# [EXERCISE GOAL]
Where a line in the records below includes "time", pull that line out.

DATA SUPPLIED section start

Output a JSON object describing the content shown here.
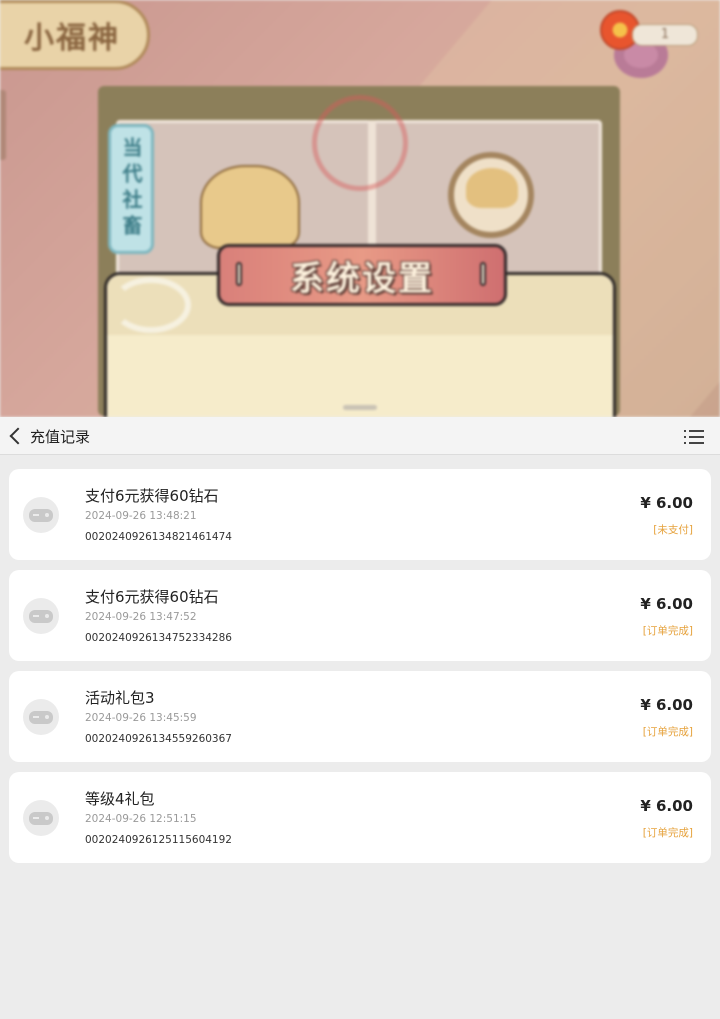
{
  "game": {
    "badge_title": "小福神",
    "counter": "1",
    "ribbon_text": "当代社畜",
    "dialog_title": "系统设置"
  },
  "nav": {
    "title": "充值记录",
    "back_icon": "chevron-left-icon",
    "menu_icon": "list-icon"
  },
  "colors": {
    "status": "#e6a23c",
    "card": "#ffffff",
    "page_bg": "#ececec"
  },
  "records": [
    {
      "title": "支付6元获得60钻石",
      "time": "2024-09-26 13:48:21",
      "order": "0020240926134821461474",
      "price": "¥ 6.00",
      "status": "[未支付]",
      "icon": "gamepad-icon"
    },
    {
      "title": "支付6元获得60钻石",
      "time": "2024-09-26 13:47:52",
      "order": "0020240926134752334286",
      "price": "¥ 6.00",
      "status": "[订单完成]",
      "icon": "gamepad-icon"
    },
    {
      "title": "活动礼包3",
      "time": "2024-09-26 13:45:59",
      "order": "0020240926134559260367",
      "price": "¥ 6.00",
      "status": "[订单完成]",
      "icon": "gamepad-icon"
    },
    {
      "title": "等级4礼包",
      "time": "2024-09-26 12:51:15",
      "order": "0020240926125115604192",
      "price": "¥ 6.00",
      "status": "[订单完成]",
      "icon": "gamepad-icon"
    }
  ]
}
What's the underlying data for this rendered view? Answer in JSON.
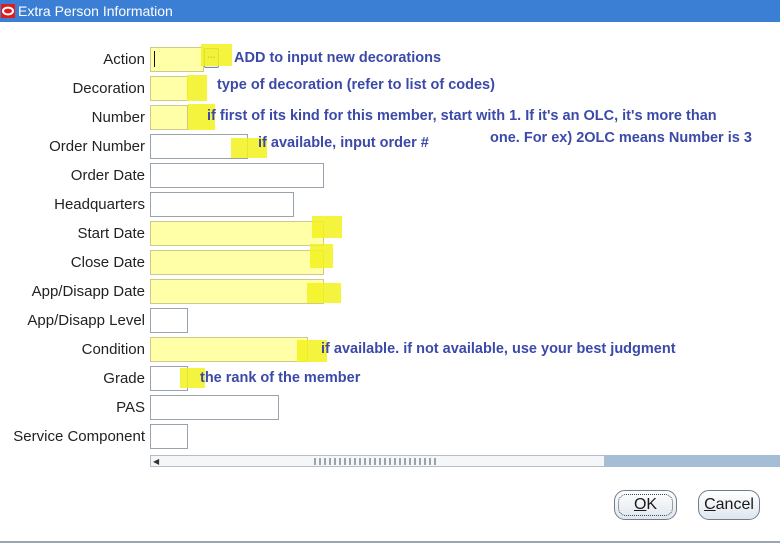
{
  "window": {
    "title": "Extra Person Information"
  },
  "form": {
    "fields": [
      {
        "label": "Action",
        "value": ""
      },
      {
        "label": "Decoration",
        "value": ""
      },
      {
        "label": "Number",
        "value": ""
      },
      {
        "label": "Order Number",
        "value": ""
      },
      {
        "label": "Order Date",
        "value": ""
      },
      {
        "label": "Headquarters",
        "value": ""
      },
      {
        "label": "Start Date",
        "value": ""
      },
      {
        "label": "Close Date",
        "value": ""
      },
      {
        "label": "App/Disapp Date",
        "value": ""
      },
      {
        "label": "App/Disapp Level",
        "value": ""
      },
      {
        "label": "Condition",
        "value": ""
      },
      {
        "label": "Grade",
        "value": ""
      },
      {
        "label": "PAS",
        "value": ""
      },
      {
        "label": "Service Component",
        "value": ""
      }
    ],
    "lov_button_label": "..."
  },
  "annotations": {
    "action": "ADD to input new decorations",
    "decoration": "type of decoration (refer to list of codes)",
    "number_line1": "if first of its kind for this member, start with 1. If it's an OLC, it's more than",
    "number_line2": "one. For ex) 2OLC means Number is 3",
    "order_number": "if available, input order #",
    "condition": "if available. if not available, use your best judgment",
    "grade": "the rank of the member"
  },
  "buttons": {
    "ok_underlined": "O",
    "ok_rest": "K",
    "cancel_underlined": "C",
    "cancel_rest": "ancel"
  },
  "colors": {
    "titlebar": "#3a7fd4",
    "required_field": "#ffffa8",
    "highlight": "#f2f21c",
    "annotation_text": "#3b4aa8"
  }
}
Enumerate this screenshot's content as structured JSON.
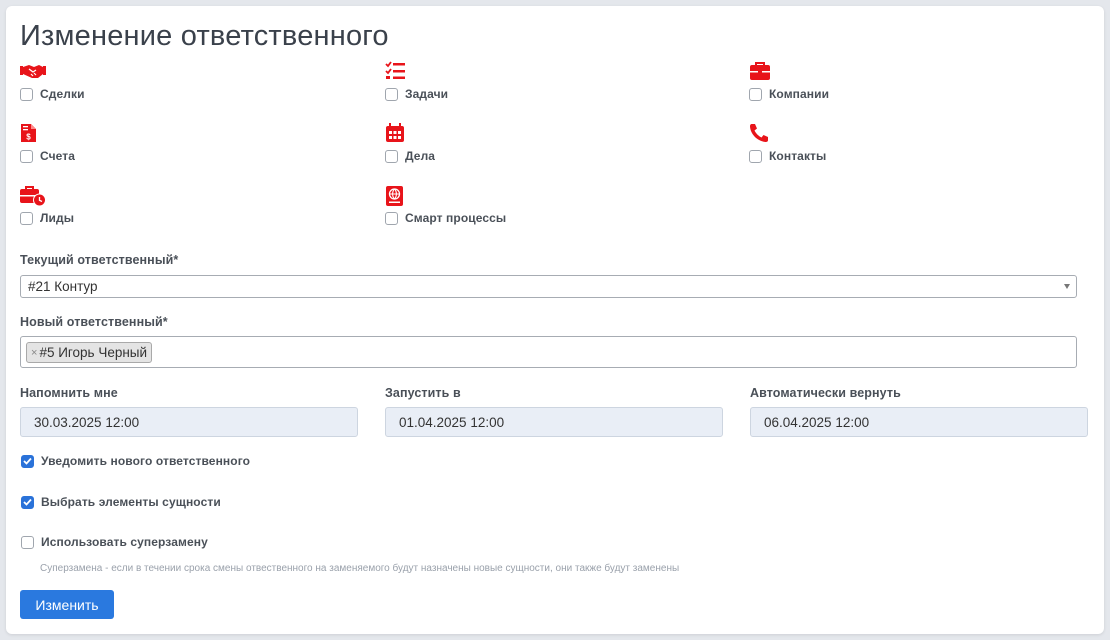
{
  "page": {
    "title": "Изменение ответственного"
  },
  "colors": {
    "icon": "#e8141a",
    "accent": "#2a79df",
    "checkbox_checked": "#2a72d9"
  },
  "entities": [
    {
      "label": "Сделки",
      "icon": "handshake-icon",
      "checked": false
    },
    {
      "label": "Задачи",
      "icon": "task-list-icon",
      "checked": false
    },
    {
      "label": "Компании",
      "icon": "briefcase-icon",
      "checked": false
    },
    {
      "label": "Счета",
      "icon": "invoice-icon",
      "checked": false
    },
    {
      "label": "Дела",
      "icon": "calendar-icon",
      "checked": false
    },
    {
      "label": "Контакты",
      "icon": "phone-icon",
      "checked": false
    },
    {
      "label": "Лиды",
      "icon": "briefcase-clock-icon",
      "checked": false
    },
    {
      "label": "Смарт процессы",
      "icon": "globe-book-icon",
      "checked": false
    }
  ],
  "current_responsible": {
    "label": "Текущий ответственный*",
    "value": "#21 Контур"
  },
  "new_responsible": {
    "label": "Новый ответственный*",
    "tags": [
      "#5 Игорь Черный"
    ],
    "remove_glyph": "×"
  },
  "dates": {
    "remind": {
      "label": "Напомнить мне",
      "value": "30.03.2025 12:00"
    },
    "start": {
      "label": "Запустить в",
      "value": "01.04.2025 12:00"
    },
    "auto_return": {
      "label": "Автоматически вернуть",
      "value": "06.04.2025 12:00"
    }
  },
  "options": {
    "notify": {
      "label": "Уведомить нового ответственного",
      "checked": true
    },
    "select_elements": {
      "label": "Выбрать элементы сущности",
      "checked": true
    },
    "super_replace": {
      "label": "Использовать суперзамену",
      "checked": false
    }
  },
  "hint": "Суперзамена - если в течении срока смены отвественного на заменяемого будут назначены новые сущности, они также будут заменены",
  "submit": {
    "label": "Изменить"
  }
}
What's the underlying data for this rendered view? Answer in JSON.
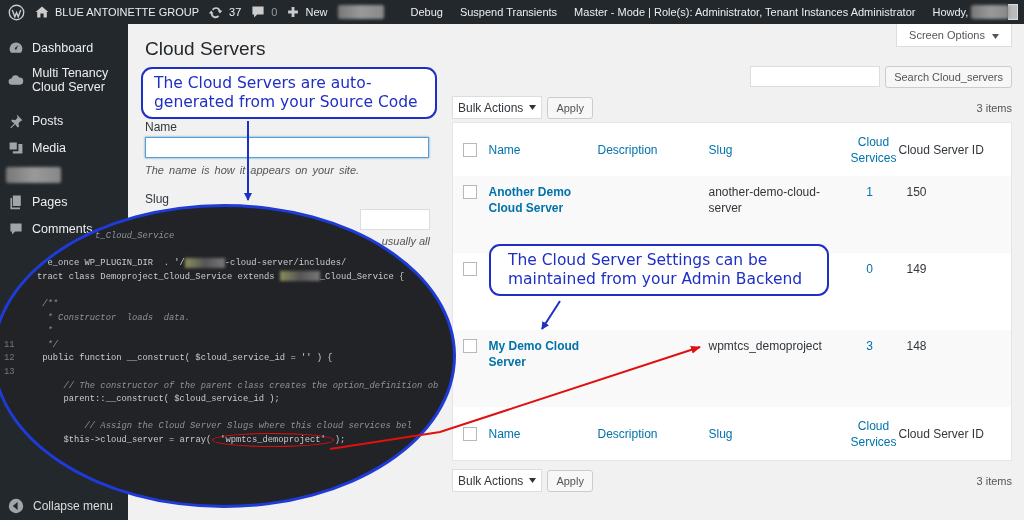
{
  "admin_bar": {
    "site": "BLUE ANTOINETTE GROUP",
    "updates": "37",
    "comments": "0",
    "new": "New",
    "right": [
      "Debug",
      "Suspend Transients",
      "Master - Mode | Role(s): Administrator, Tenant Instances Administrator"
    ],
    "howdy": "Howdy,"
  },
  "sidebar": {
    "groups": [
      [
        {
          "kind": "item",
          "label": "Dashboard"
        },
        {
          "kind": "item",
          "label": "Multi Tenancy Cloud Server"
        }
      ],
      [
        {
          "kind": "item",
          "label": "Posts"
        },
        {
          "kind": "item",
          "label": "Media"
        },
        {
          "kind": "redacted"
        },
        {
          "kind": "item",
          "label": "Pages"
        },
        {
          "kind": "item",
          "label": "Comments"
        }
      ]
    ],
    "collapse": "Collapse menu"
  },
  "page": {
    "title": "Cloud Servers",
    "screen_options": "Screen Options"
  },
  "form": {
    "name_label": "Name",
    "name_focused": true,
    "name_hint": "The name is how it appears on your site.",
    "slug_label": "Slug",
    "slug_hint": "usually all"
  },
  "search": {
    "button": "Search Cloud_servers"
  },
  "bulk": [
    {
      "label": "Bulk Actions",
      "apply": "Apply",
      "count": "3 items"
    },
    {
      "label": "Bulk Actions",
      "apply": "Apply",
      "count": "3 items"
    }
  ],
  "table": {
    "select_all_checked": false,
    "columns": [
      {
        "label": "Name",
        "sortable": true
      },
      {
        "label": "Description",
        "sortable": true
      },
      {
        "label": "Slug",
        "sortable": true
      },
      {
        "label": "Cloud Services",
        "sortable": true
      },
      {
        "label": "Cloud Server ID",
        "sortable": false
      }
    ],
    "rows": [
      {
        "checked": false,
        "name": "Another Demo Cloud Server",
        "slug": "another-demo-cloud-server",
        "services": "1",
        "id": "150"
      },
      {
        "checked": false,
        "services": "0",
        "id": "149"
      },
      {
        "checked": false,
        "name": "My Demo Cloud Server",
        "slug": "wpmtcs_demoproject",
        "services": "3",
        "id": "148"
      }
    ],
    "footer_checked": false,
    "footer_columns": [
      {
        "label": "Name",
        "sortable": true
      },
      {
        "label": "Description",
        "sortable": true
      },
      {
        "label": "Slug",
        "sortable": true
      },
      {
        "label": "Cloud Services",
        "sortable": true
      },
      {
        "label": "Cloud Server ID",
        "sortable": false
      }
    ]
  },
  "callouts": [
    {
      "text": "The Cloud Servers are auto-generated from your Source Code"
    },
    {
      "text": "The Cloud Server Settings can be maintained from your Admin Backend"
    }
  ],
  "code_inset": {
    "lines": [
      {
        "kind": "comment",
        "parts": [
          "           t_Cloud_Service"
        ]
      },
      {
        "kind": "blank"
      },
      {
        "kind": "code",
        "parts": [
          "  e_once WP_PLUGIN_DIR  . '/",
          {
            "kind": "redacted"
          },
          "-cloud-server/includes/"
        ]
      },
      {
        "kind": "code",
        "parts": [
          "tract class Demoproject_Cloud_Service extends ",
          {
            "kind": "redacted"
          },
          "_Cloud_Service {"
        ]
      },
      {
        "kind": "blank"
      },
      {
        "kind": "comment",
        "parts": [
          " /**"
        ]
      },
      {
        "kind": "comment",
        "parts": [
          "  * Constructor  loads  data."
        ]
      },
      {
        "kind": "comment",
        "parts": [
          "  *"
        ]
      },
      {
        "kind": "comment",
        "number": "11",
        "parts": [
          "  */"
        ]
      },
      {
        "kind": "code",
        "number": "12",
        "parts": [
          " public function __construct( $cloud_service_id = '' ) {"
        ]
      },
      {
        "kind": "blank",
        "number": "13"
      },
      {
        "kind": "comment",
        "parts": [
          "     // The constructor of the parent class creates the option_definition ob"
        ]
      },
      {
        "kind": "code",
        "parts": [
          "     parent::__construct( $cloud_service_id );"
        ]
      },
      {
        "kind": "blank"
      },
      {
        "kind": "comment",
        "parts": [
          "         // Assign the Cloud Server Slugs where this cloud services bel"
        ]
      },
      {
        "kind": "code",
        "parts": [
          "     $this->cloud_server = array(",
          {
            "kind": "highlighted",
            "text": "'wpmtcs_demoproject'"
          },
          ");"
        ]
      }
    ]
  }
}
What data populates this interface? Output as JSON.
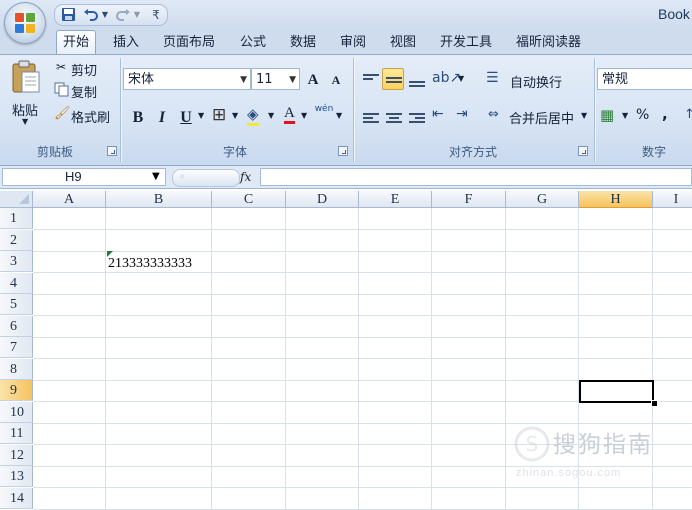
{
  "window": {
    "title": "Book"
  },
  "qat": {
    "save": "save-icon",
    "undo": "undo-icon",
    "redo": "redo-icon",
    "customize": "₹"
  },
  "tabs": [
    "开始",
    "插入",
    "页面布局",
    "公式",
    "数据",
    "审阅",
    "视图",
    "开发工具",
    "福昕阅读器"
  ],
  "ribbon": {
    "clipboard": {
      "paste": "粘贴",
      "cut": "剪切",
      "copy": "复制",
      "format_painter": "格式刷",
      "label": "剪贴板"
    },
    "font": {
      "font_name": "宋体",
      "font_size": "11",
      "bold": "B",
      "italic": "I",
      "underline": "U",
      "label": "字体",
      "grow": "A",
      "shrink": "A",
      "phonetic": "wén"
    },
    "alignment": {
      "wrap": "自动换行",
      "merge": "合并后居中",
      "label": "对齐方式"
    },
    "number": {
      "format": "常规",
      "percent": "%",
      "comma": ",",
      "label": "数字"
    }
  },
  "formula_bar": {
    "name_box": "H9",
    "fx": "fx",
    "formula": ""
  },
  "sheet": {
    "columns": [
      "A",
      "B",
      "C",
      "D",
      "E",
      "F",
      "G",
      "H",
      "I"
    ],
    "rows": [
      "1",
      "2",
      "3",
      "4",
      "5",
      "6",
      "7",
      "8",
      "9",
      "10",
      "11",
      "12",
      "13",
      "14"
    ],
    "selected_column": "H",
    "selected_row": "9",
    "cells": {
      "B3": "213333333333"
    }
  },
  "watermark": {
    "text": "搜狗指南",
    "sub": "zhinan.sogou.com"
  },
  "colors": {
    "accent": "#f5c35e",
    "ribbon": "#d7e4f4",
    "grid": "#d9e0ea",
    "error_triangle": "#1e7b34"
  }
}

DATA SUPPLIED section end

# [ANSWER TO THE PROBLEM]
      "time": "2024-09-26 13:48:21",
      "time": "2024-09-26 13:47:52",
      "time": "2024-09-26 13:45:59",
      "time": "2024-09-26 12:51:15",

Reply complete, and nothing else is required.